*** TASK INPUT Section Begins ***
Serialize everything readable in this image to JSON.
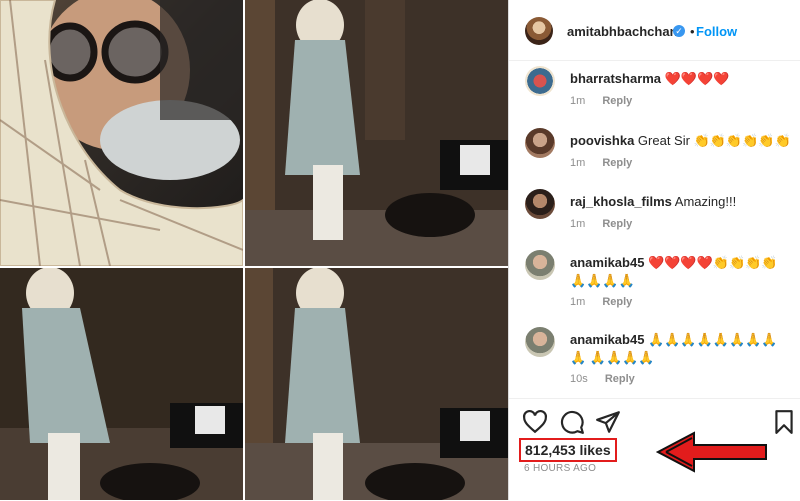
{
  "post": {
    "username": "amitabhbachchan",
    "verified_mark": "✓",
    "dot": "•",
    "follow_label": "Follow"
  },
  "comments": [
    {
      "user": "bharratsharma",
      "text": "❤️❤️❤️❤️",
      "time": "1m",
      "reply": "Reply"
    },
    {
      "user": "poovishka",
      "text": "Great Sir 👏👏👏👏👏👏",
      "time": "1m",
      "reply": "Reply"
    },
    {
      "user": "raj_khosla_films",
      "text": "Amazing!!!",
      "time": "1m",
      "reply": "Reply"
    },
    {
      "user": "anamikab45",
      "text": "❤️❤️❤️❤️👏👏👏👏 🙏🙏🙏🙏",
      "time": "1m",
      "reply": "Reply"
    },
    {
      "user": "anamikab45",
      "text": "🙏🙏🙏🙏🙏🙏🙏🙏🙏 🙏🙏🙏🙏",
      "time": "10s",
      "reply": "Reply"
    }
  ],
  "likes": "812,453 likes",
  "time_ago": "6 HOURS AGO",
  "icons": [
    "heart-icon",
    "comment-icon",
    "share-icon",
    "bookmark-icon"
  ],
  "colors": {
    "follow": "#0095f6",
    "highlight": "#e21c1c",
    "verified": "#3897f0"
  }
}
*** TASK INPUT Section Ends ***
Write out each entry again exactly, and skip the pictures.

ANSWER TO THIS EXERCISE:
Serialize everything readable in this image to JSON.
{
  "post": {
    "username": "amitabhbachchan",
    "verified_mark": "✓",
    "dot": "•",
    "follow_label": "Follow"
  },
  "comments": [
    {
      "user": "bharratsharma",
      "text": "❤️❤️❤️❤️",
      "time": "1m",
      "reply": "Reply"
    },
    {
      "user": "poovishka",
      "text": "Great Sir 👏👏👏👏👏👏",
      "time": "1m",
      "reply": "Reply"
    },
    {
      "user": "raj_khosla_films",
      "text": "Amazing!!!",
      "time": "1m",
      "reply": "Reply"
    },
    {
      "user": "anamikab45",
      "text": "❤️❤️❤️❤️👏👏👏👏 🙏🙏🙏🙏",
      "time": "1m",
      "reply": "Reply"
    },
    {
      "user": "anamikab45",
      "text": "🙏🙏🙏🙏🙏🙏🙏🙏🙏 🙏🙏🙏🙏",
      "time": "10s",
      "reply": "Reply"
    }
  ],
  "likes": "812,453 likes",
  "time_ago": "6 HOURS AGO",
  "icons": [
    "heart-icon",
    "comment-icon",
    "share-icon",
    "bookmark-icon"
  ],
  "colors": {
    "follow": "#0095f6",
    "highlight": "#e21c1c",
    "verified": "#3897f0"
  }
}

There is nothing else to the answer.